“That struck them as odd of course, because everybody else is holed up in their residences, so they immediately reported to RCMP [Royal Canadian Mounted Police].”

Authorities descended on the remote York Landing community, whose 200 residents were told to stay inside with windows and doors locked. But, despite searching with helicopters, drones and on foot with dogs, nothing was found.

York Landing is a remote community in Manitoba. It is accessible only by boat or air.

“They [the pair] did notice that they’d been spotted by our guys so they bolted right away,” Mr Favell said.

“They went across the road towards the lagoon and then disappeared into the tree line.”

The RCMP continues to urge people in the remote northern Canadian town to remain inside and lock their doors.

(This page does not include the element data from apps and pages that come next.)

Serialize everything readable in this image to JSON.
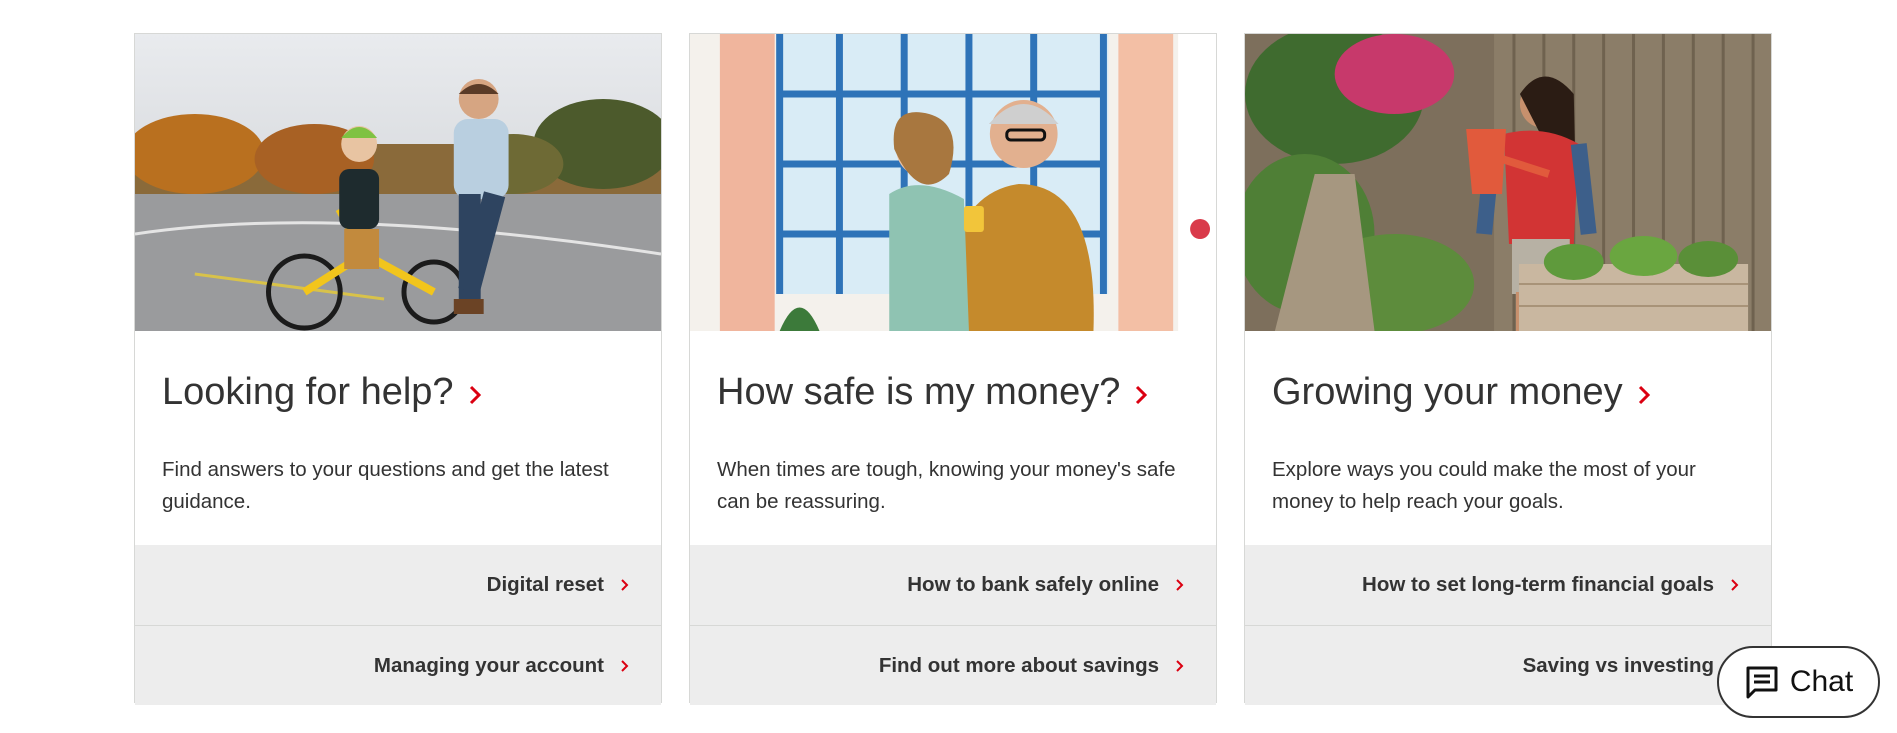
{
  "colors": {
    "accent_red": "#db0011",
    "text": "#333333",
    "link_bg": "#ededed",
    "border": "#d7d8d6"
  },
  "cards": [
    {
      "image_icon": "father-teaching-child-to-ride-bike-photo",
      "title": "Looking for help?",
      "description": "Find answers to your questions and get the latest guidance.",
      "links": [
        "Digital reset",
        "Managing your account"
      ]
    },
    {
      "image_icon": "grandfather-holding-child-photo",
      "title": "How safe is my money?",
      "description": "When times are tough, knowing your money's safe can be reassuring.",
      "links": [
        "How to bank safely online",
        "Find out more about savings"
      ]
    },
    {
      "image_icon": "woman-watering-garden-photo",
      "title": "Growing your money",
      "description": "Explore ways you could make the most of your money to help reach your goals.",
      "links": [
        "How to set long-term financial goals",
        "Saving vs investing"
      ]
    }
  ],
  "chat": {
    "label": "Chat",
    "icon": "chat-bubble-icon"
  }
}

The Mounties said they had been unable to confirm if Monday’s sighting was actually Schmegelsky and McLeod. In a tweet on Tuesday morning (ADST), they said they would continue to devote resources to the York Landing and Gillam areas.

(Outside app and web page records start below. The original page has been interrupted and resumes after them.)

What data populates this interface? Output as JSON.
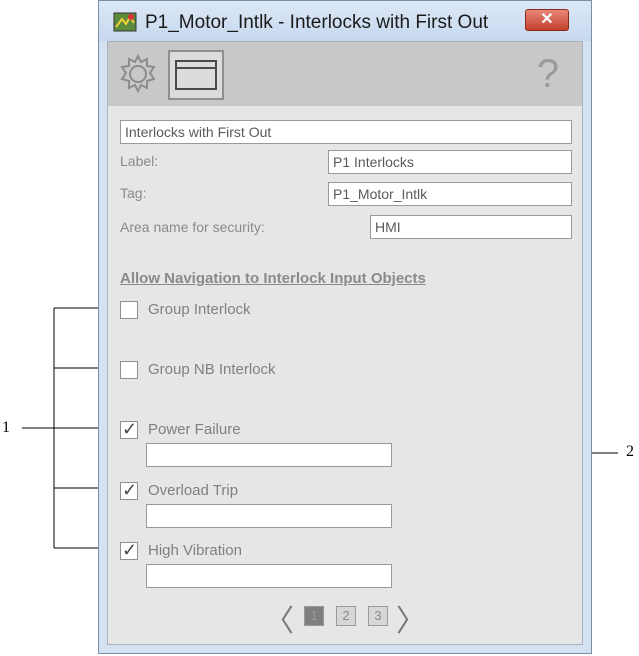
{
  "window": {
    "title": "P1_Motor_Intlk - Interlocks with First Out",
    "close_label": "✕"
  },
  "toolbar": {
    "gear_icon": "gear-icon",
    "display_icon": "window-icon",
    "help_label": "?"
  },
  "properties": {
    "description_value": "Interlocks with First Out",
    "label_caption": "Label:",
    "label_value": "P1 Interlocks",
    "tag_caption": "Tag:",
    "tag_value": "P1_Motor_Intlk",
    "area_caption": "Area name for security:",
    "area_value": "HMI"
  },
  "navigation": {
    "title": "Allow Navigation to Interlock Input Objects",
    "items": [
      {
        "label": "Group Interlock",
        "checked": false,
        "field_value": null
      },
      {
        "label": "Group NB Interlock",
        "checked": false,
        "field_value": null
      },
      {
        "label": "Power Failure",
        "checked": true,
        "field_value": ""
      },
      {
        "label": "Overload Trip",
        "checked": true,
        "field_value": ""
      },
      {
        "label": "High Vibration",
        "checked": true,
        "field_value": ""
      }
    ]
  },
  "pager": {
    "prev_label": "〈",
    "next_label": "〉",
    "pages": [
      "1",
      "2",
      "3"
    ],
    "current_page": "1"
  },
  "callouts": {
    "one": "1",
    "two": "2"
  },
  "colors": {
    "window_frame": "#d3e1f1",
    "panel_bg": "#e6e6e6",
    "toolbar_bg": "#c8c8c8",
    "close_button": "#c2402c"
  }
}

“Our officers on the ground have not made contact with the individuals, and so we are not yet in a position to confirm that these are the wanted suspects,” a police spokesperson said.

Mr Favel said he doubted the fugitives would get far in a very harsh landscape.

“This is very rough terrain and it would be very hard for them to make any real distance, so I think [the police] won’t let up until they catch them, if it is indeed them,” he said.

“Everybody is kind of on edge, there’s a huge police presence, they’re going door to door, so everybody’s freaked out a little bit.

“People have been sheltering in place, their lives have come to a halt during this process, and I just hope it comes to a peaceful resolution very shortly, so people can get back to their regular lives.”

A member of the Manitoba Trappers Association told Canada’s APTN National News the climate and topography were tricky.

“We barely even had a summer,” said Ron Spence, who added the rivers would be swimmable but cold.

“With these heavy rains that we’ve been having, they’re going to have a challenge if they’re not experienced in bush life.

“We have rocky areas, swamp, muskeg. The bugs here are a reality — mosquitoes, sandflies and horseflies.”

Mr Spence also said traplines — routes along which hunters set traps for animals — ran for hundreds of kilometres across the region, and could be a problem for the fugitives.

“They could be strung up in somebody’s trap or keeping out of sight in a trapper’s cabin,” he said.

“No one’s checking them [the traps] right now.”

Mr Fowler’s father, NSW Police Chief Inspector Stephen Fowler, made an emotional plea at a media conference last week in Canada for any information.

-with agencies